Task: Below are the records; copy each line in which "title" occurs.

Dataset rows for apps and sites
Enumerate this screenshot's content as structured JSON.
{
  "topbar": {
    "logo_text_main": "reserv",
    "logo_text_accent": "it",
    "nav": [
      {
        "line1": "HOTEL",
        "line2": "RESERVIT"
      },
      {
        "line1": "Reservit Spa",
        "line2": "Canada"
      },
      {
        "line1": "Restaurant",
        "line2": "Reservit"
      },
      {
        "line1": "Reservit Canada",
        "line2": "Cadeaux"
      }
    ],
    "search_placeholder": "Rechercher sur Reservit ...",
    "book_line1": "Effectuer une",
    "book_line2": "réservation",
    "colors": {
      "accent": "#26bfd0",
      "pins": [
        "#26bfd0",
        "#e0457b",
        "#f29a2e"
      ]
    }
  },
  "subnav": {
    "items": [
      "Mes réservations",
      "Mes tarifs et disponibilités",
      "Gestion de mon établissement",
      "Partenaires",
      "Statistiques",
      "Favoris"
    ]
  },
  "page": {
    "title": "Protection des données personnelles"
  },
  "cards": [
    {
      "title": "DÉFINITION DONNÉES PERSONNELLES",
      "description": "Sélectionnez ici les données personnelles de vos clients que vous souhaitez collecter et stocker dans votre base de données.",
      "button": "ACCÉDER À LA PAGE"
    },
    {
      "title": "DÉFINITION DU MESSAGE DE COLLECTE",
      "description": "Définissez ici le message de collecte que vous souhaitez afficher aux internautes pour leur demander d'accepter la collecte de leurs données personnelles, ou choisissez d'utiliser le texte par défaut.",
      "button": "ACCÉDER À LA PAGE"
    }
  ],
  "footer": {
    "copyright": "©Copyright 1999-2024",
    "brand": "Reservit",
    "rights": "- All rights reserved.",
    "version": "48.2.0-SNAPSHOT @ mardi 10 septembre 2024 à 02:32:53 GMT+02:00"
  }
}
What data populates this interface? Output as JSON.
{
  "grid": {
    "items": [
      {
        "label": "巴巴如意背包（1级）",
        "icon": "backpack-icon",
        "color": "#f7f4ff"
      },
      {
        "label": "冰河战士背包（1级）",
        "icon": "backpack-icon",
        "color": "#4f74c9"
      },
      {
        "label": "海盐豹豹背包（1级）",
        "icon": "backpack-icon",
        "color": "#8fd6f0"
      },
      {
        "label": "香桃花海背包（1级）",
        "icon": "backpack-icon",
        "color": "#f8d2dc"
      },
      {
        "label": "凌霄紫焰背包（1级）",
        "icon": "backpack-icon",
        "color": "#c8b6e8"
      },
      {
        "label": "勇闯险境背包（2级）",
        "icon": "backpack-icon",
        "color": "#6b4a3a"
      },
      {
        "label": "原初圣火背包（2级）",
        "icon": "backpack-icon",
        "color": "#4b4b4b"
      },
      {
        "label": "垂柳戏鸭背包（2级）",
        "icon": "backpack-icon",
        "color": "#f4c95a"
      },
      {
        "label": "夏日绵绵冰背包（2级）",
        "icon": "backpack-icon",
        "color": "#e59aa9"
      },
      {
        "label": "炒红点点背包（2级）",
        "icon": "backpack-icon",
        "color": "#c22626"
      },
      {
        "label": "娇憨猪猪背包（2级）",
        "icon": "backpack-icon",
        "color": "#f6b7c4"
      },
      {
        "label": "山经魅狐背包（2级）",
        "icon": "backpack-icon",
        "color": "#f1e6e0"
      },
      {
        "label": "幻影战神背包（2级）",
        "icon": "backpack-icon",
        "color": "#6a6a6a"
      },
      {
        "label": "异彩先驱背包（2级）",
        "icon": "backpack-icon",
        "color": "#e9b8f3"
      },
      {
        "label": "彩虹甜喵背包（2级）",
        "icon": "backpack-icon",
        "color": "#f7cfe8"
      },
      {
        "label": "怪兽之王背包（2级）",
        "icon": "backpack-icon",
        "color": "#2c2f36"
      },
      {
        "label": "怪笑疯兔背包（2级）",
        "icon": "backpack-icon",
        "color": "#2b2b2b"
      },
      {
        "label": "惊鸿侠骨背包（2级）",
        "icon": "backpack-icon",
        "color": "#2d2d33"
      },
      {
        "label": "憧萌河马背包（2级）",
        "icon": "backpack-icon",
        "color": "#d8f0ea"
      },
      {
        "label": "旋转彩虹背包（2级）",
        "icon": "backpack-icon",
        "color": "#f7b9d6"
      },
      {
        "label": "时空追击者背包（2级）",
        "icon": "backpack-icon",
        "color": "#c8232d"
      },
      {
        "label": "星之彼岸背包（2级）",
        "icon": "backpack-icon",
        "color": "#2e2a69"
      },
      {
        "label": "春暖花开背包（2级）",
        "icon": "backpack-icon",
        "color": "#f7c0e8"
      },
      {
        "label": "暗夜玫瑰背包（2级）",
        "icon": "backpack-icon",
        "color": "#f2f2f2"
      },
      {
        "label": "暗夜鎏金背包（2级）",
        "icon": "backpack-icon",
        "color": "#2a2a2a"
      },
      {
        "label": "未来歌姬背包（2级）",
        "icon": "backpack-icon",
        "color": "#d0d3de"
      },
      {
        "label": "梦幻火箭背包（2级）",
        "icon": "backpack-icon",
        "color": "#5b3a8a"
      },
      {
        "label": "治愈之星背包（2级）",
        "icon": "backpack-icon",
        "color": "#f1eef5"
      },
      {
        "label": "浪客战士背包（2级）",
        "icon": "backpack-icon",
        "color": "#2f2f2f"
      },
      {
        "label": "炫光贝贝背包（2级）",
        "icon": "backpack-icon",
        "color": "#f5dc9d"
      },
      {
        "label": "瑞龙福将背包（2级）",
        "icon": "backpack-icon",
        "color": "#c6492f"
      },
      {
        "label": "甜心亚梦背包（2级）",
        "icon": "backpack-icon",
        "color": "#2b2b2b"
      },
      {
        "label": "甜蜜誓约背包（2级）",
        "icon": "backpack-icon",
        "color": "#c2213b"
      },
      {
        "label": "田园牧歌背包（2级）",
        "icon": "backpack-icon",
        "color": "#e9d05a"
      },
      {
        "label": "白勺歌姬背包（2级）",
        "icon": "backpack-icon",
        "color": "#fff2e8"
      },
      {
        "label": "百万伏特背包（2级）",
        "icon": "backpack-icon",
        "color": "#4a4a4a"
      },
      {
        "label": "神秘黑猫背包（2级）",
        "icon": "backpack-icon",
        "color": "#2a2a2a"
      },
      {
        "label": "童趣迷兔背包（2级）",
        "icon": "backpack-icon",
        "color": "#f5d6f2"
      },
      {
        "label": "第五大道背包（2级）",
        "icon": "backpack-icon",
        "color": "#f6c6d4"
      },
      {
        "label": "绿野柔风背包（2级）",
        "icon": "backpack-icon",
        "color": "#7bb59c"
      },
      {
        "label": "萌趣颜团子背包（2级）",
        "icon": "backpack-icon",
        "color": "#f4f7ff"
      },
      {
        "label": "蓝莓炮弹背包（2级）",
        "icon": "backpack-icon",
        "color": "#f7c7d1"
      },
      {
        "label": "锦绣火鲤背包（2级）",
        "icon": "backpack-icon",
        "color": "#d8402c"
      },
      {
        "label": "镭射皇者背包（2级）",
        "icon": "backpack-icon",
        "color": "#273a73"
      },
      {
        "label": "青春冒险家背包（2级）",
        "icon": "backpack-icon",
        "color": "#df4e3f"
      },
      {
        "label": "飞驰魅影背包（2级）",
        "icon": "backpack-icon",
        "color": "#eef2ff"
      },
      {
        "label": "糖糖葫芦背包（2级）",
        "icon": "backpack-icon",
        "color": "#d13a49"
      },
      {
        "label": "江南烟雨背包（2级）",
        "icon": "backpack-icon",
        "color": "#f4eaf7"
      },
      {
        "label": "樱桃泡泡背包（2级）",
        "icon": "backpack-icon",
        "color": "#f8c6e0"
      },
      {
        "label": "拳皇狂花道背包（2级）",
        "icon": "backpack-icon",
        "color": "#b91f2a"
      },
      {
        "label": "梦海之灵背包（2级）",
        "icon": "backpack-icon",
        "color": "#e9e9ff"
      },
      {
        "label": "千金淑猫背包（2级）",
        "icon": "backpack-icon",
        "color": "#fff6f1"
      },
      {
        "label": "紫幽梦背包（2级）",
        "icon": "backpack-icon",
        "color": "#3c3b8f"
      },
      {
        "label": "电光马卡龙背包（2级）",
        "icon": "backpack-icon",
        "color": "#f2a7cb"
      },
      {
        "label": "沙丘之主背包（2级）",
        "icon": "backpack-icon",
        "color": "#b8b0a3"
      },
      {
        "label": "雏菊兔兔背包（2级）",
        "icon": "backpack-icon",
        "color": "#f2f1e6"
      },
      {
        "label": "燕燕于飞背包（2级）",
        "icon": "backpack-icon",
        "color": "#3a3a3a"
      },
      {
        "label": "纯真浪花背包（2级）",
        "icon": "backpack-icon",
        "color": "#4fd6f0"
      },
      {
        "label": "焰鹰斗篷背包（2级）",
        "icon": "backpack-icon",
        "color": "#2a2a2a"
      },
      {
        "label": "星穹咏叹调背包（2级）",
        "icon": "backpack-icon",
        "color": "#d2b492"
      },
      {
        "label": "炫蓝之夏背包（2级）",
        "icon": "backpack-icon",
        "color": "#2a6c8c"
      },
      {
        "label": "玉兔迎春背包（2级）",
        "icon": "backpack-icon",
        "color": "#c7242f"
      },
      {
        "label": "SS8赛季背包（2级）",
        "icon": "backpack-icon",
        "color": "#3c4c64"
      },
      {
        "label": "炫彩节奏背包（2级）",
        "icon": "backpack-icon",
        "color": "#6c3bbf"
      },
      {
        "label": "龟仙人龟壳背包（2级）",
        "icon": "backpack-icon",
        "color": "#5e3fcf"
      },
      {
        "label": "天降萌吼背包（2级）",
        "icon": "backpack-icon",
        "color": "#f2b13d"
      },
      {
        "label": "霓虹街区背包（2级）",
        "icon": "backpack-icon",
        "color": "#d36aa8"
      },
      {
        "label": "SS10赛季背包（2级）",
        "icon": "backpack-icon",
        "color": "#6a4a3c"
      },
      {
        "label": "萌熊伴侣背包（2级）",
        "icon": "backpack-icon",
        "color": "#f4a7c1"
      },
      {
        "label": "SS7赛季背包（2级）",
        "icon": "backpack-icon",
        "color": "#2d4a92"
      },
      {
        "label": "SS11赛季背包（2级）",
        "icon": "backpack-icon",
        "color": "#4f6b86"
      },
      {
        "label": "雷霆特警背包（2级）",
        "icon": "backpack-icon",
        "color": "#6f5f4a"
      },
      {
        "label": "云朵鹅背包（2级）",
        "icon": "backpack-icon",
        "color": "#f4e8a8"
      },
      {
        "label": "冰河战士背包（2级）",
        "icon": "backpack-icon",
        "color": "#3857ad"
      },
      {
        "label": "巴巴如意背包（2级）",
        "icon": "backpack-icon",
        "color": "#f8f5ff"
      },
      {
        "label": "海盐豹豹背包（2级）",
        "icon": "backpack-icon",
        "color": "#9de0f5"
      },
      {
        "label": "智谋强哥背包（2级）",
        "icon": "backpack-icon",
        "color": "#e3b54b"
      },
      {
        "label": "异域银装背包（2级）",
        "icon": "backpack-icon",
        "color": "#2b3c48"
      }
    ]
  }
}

The completed task:
    "title": "Protection des données personnelles"
      "title": "DÉFINITION DONNÉES PERSONNELLES",
      "title": "DÉFINITION DU MESSAGE DE COLLECTE",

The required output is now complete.